taking flight on autumn’s breeze
a journey West
he cries out to see
and become King of West Sea
Love of East Asian and World Mythology
I’ve always held a fascination for ancient mythologies. They are the dawn of the coalescence between art, religion, and storytelling. We see the beginnings of a culture take root. Each story can contain a tale of morality or be an analogy for what those early people struggled with—and overcame.
Indeed, the very nature of mythology can be tied to the identity of a civilisation, such is the case with the history of the Chinese and their mythologisation of dragons.
They are legends to be seen and heard, to be passed down to your children, and their children’s children. And for us, in the here & now; they offer a wonderful insight into the past.
It’s easy to think of all the stories that have been lost due to the—sometimes—violent sands of time and lament their loss. But we should be ever grateful that mythologies across the world that can be viewed thousands of years later with ease thanks to the tireless efforts of archaeologists, historians, and the internet.
A Word on Ao Run: The White Dragon King & Chinese Mythology
The White Dragon (白龍 Báilóng) is the Dragon God of the West and the essence of autumn. He has other names including: Ao Jun (敖君) or Ao Ji (敖吉) and is the patron of Qinghai Lake—China’s largest inland saltwater lake set in NW Qinghai Province.
Ao Run’s journey to become a king came with a snag. ‘The King of Dragons‘ had decided to separate the four young dragons after their mischievousness had become too much for him to bear. So while the other three became kings of their respective seas, The King of Dragons wanted to keep Ao Run—the youngest prince—close to him. Though Ao Run proudly declared:

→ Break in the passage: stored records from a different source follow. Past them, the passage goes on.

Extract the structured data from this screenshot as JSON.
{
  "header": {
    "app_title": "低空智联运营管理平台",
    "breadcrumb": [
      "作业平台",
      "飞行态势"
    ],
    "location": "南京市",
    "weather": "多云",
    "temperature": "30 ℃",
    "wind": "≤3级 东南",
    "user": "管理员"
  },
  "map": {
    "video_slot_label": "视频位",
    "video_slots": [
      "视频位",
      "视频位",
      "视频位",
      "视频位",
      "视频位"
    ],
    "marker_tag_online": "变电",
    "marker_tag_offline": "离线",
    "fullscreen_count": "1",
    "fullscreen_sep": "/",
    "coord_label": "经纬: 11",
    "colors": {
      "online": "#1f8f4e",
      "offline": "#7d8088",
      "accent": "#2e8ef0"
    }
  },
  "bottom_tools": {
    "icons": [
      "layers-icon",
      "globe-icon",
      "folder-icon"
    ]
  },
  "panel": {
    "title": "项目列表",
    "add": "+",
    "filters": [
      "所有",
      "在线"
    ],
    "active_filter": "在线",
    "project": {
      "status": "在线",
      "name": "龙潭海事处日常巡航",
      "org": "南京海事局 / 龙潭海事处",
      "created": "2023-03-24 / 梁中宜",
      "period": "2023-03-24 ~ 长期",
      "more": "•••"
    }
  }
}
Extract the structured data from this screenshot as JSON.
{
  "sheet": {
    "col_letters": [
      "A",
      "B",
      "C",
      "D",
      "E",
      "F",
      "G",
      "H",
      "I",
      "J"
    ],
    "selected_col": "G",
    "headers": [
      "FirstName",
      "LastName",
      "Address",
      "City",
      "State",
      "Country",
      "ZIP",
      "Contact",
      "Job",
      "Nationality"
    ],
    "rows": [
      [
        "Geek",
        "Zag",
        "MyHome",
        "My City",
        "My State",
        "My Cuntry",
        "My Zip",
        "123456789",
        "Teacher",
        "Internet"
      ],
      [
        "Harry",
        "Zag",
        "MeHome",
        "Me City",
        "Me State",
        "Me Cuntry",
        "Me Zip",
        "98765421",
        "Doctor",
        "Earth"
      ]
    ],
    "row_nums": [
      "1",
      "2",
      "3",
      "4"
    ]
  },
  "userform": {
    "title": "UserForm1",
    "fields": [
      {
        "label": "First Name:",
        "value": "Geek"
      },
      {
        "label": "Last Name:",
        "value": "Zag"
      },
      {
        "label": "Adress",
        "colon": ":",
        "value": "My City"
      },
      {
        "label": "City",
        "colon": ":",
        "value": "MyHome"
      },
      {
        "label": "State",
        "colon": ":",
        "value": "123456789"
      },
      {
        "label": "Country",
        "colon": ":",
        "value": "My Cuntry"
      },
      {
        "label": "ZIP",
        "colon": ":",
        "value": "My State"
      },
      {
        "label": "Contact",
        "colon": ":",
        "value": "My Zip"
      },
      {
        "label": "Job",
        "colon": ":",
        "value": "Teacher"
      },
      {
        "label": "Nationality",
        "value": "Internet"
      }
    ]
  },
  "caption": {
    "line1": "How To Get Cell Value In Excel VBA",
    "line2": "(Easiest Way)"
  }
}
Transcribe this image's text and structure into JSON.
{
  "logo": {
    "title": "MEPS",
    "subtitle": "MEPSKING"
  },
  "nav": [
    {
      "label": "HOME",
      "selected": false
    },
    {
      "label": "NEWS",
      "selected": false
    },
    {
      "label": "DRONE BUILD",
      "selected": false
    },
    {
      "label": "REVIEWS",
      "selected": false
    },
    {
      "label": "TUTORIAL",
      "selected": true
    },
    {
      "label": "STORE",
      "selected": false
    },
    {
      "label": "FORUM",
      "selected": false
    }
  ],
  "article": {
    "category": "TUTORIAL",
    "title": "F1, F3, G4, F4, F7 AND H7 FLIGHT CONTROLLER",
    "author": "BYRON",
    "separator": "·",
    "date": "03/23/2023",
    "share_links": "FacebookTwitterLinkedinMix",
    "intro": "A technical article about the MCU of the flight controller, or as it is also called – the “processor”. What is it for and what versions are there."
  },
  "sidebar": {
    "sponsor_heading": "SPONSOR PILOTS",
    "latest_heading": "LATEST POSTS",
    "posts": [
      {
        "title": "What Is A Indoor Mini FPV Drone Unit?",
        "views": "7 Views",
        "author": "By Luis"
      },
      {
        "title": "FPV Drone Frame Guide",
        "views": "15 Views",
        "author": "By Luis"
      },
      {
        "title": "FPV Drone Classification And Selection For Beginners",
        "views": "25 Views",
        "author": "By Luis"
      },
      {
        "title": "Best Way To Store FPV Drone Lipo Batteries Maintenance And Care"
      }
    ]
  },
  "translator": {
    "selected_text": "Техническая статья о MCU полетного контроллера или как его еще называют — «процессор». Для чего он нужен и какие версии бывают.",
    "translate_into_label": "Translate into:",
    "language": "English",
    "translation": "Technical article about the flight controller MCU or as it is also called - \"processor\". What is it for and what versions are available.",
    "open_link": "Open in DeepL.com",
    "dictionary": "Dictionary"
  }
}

“I will be the King of the West Sea!”
Ao Run’s father, perhaps full of pride for his youngest, then sent him westward.
Poem note: this is why I decided to use the phrase ‘spreads his wings’ in the first line of the tanka. It’s an idiom used to show a character trying out new experiences or skills for the first time. Much like a bird learning to fly. However, in Chinese mythology dragons are typically wingless and fly due to their mystical nature.
Alas, after arriving at the foot of Qilian Mountain and finding no sea, Ao Run weeps and wonders how can he rule without a kingdom. He climbs the mountain and musters all of his might to summon a storm. Unfortunately it isn’t enough but it’s at this point ‘The Jade Emperor‘ sees his struggles and takes pity on Ao Run. The Emperor sends Leigong, Fengbo, and Dianmu to help. Gods and Goddess of thunder, wind, and lightning. Once there, they concoct a storm large enough to create the Qinghai Lake. A king now has a domain.
So what lesson could we take away from this story? We see a familiar theme of a young, headstrong child wanting to come-of-age, perhaps too early, but also a father willing to recognise his child’s desire, and allow him to go on a journey of growth. Though as with many things in life, it isn’t always so straightforward and sometimes you need a bit of luck. The emperor plays the role of benevolent monarch; sending aid once he realises that Ao Run is struggling. There’s also the huge display of respect shown for the power of nature and how it shapes the very land on which people live on. It can be a give or take life and we are at its mercy.
Ultimately a story can have many interpretations, especially over the course of thousands of years. Even viewing mythology through a contemporary lens can provide fresh insight. Though remembering how they were first viewed gives us a wonderful place to jump off from. It’s that fusion of old & new views that will inspire the mythology of tomorrow.
Do you have a favourite story from Chinese mythology or any other mythology? Feel free to comment below.